There are laws still in India that discriminate against people affected by Leprosy. These laws allow Leprosy as a ground for divorce, discriminate against people affected by Leprosy who resort to begging for livelihood, bar them from contesting elections, provide for charging higher life insurance premium from them, stop them from travelling in trains, obtaining driving licences, etc. This legal battle still persists. The Law Commission under Justice A.P. Shah submitted its report for ‘Eliminating Discrimination against Persons Affected by Leprosy’ (Report No.256 dated April 7, 2015) to Mr. D.V. Sadananda Gowda, the then Hon’ble Minister for Law and Justice, Government of India. This report also contains a draft Bill, titled, ‘Eliminating Discrimination against Persons Affected by Leprosy (EDPAL) Bill, 2015’ (read the full document here PDF File Opens in a new window) for repealing all laws discriminatory towards people affected by Leprosy.

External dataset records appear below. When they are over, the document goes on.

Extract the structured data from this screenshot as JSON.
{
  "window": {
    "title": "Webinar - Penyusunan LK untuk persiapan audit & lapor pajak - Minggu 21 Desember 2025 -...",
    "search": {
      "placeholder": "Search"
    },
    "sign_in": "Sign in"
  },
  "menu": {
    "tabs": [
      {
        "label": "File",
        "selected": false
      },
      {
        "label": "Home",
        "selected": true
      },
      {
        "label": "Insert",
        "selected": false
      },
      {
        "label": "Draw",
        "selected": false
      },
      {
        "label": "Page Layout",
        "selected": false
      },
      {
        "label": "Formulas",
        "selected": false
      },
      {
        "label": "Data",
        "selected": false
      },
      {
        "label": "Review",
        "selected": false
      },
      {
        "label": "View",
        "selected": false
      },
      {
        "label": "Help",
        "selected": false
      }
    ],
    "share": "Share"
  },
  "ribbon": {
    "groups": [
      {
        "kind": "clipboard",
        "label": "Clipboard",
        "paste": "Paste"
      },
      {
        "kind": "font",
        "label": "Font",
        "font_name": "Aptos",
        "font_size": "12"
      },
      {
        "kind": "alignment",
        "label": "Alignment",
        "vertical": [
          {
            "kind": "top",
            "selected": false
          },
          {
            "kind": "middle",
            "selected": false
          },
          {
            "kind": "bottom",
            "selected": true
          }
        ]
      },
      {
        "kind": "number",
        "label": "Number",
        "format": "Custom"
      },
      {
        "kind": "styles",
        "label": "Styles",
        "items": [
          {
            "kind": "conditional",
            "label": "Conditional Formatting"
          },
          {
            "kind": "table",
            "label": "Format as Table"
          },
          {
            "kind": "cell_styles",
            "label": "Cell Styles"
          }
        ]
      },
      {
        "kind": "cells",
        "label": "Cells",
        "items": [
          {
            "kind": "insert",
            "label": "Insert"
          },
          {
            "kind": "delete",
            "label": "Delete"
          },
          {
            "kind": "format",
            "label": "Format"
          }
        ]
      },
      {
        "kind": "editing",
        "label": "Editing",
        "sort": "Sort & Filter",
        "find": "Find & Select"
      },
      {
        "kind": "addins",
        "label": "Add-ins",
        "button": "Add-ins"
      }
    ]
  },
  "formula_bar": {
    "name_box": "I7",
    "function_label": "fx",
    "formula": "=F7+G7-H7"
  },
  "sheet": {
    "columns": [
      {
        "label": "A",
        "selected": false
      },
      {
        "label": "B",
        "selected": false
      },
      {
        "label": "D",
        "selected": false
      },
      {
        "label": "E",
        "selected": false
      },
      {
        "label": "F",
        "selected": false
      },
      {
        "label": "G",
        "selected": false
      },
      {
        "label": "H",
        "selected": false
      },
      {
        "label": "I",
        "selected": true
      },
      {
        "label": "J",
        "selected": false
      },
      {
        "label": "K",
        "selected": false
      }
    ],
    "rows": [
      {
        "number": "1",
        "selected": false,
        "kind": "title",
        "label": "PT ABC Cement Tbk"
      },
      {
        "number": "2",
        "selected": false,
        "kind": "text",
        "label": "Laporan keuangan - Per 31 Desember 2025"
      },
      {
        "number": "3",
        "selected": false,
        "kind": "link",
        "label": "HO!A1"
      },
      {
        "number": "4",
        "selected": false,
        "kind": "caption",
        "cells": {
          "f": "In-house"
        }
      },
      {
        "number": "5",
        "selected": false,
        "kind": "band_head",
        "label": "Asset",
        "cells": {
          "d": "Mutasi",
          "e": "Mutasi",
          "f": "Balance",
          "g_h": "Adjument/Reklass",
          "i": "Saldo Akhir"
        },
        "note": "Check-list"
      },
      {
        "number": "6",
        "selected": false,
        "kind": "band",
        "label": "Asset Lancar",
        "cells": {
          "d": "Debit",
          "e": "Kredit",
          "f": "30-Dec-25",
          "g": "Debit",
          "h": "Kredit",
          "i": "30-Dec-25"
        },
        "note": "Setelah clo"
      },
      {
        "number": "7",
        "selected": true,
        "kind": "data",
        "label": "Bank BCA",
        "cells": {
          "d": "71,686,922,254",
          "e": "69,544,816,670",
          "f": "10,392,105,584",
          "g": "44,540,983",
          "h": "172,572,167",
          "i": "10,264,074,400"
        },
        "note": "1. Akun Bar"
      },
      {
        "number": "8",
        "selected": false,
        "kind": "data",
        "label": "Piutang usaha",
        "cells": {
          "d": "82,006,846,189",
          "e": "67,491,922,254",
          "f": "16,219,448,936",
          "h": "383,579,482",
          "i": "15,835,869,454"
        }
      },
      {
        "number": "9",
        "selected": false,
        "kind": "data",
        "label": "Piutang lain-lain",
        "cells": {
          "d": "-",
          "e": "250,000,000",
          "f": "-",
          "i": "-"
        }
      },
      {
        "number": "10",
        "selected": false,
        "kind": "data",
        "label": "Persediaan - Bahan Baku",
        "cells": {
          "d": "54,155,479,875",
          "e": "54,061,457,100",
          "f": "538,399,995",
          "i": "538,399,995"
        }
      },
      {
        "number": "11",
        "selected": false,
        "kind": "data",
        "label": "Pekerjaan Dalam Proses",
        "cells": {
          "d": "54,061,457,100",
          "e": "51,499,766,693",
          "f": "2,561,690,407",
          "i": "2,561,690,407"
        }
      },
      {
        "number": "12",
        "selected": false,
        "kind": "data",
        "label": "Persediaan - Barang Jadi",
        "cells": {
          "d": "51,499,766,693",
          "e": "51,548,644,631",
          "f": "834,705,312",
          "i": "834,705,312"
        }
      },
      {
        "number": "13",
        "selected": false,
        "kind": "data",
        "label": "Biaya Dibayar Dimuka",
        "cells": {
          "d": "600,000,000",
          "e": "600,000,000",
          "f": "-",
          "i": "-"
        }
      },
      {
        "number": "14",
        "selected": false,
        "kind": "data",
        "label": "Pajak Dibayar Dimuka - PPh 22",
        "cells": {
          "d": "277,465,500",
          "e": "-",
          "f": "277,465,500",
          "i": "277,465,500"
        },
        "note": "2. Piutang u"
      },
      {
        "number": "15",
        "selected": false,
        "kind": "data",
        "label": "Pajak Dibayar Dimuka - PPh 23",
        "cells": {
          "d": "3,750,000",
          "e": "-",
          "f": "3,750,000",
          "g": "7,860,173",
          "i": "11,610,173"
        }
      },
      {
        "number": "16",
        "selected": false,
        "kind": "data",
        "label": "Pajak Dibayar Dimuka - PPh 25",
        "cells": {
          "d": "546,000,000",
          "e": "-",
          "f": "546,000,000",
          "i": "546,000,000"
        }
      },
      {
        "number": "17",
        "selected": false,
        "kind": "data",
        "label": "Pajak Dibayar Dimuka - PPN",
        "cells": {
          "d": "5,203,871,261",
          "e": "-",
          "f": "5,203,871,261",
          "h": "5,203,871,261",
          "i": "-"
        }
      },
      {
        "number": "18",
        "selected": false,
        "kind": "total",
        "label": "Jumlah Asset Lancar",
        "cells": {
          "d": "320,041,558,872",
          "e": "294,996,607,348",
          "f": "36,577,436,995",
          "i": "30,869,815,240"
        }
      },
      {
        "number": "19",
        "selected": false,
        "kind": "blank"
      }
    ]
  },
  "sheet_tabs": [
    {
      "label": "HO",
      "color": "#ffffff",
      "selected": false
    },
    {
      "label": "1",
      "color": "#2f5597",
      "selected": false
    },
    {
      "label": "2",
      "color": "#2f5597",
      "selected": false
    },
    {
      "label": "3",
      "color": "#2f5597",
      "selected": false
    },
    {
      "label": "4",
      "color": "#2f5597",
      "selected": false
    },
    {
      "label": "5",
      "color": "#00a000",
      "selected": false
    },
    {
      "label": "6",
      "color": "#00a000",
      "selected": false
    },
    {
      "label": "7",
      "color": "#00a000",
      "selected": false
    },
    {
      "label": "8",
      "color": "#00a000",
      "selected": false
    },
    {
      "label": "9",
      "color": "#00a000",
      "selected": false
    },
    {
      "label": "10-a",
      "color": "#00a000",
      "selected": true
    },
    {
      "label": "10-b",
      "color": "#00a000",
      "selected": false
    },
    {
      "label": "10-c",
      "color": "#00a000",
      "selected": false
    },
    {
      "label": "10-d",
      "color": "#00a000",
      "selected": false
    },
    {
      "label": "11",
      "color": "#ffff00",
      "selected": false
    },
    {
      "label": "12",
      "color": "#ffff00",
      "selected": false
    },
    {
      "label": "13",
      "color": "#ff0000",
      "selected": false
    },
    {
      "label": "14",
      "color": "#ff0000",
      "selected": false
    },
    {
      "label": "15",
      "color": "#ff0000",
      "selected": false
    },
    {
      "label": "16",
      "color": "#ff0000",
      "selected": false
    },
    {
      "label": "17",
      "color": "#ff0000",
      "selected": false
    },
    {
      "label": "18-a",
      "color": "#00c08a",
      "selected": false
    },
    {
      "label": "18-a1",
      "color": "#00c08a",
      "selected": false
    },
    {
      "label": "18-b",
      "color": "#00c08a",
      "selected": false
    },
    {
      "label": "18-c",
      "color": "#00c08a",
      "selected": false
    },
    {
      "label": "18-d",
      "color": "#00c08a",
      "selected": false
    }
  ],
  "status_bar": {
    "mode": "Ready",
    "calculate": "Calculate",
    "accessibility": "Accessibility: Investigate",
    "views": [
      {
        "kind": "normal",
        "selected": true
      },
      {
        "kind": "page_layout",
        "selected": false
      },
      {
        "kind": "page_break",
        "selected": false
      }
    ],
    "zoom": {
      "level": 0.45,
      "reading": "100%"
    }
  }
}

The key aspects of the draft law are as follows:

  1. Repeal and amendment of certain laws
  2. Measures against discrimination
  3. Land Rights
  4. Right to Employment
  5. Educational and training opportunities
  6. Appropriate use of Language
  7. Right to Freedom of Movement
  8. Concessions during treatment
  9. Social Awareness
  10. Welfare Measures

Advocacy is underway in repealing the 119 discriminatory provisions across Central and State laws against people affected by Leprosy in India.

In February 2019, the Indian Parliament passed a bill removing leprosy as a ground for divorce under five personal laws including the Hindu Marriage Act

Gandhi Peace Prize to Mr. Yohei Sasakawa .

Chairman of the Nippon Foundation, Mr. Yohei Sasakawa was conferred with the International Gandhi Peace Prize for 2018, for his immense contributions towards eradicating Leprosy in India and across world. The International Gandhi Peace Prize is given to individuals and institutions for their contributions towards social, economic and political transformation through non-violence and other Gandhian methods. Mr. Sasakawa is serving as the World Health Organization’s Goodwill Ambassador for Leprosy Elimination since 2001. His primary focus has been India which is home to 60 percent of world’s total population affected with Leprosy. Over the years, Mr. Sasakawa has visited historically segregated colonies in India to fight stigma against the people affected with the disease.


Photo caption: Shri. Ramnath Kovind, Hon’ble President of India conferring Mr. Yohei Sasakawa with Gandhi Peace Prize, 2018

Study report on Identification and Validation of Leprosy Colonies in India

Study report on Identification and Validation of Leprosy Colonies in IndiaPdf File Opens in a new window

Quick & Useful Links on Leprosy

  1. Organizations:
  2. Partnerships/Campaigns:
  3. Reports:
  4. PPT/Word Presentations on Leprosy Issues:
  5. Videos:
  6. Advocacy (India):
  7. Media Coverage:

(DPI aims through its programme interventions, media campaigns, conferences, to ensure the conversation on Leprosy continues not just within the disability movement, but in the larger public domain as well.)